Task details:
All lines below containing the string "JSON" are to be copied.

Items from an interface collection:
○ ○ ○ ○
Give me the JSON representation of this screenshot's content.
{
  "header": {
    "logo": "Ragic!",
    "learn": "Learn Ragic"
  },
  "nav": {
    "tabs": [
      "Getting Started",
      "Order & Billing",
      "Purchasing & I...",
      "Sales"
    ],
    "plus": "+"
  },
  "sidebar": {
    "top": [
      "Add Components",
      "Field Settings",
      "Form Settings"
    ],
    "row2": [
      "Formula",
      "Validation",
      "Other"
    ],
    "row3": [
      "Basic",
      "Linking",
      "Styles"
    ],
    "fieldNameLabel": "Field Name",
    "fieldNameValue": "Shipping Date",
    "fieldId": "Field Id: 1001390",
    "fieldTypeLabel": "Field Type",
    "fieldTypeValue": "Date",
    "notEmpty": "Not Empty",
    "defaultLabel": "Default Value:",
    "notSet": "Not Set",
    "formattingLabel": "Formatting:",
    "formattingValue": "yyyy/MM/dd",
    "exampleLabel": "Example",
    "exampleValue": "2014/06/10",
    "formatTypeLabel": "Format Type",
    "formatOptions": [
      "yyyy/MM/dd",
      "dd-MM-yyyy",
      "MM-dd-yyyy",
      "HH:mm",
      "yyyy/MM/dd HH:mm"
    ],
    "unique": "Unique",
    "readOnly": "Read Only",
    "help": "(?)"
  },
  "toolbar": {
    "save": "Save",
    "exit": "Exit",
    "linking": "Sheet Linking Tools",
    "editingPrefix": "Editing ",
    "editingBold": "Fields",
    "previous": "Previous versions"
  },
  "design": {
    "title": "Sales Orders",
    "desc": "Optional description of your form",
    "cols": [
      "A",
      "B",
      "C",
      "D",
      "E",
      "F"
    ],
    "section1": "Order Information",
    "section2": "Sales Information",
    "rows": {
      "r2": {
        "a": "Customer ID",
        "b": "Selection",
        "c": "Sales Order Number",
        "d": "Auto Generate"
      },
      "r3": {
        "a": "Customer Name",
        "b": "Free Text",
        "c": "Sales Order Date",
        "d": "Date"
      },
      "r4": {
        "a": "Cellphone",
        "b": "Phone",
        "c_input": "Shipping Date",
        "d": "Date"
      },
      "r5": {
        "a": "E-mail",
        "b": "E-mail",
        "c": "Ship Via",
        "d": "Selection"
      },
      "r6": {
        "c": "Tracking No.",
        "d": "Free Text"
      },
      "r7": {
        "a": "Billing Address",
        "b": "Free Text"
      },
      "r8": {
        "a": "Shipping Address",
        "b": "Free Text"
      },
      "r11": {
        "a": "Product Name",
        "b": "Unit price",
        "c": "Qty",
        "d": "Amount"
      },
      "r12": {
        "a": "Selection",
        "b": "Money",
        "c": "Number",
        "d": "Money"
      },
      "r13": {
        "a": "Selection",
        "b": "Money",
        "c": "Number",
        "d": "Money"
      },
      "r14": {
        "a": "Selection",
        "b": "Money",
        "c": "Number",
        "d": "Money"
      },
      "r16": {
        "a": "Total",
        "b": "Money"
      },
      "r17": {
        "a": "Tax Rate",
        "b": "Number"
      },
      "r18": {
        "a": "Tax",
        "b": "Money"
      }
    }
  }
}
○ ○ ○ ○
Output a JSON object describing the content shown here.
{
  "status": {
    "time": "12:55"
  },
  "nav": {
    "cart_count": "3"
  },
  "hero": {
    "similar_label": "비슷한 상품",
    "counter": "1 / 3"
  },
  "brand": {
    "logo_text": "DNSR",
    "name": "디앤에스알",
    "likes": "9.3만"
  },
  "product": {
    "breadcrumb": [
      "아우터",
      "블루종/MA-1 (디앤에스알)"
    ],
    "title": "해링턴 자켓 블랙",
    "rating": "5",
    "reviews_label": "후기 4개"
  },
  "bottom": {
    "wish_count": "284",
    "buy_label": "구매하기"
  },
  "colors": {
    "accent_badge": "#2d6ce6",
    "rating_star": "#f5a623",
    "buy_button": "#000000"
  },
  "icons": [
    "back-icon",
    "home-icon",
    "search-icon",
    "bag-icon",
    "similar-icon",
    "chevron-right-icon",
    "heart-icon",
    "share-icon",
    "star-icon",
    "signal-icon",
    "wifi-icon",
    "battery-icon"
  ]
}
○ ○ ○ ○
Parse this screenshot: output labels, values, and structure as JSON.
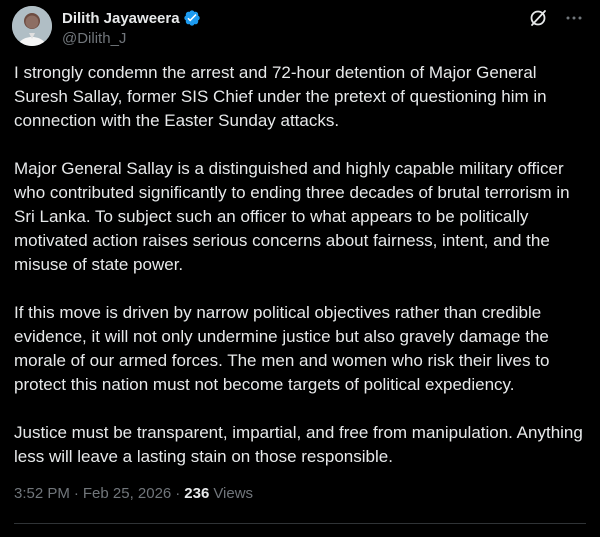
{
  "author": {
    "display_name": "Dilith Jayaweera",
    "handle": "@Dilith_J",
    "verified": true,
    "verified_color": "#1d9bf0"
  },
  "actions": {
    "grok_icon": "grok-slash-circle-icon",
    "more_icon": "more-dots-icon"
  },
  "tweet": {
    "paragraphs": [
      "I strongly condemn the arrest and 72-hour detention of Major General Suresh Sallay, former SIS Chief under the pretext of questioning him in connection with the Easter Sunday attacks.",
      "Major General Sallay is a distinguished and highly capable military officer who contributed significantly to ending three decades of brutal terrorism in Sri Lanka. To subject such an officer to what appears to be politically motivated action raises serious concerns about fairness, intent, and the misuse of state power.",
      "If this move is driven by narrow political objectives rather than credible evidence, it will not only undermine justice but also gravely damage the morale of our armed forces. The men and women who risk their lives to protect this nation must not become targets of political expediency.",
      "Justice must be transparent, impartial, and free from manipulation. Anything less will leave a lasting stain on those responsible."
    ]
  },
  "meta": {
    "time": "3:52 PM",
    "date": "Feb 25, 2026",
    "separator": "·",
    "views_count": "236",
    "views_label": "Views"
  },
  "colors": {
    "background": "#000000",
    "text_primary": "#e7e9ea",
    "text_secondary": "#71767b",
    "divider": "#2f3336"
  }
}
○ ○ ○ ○
Written solution:
Give me the JSON representation of this screenshot's content.
Output a JSON object describing the content shown here.
Parse this screenshot: output labels, values, and structure as JSON.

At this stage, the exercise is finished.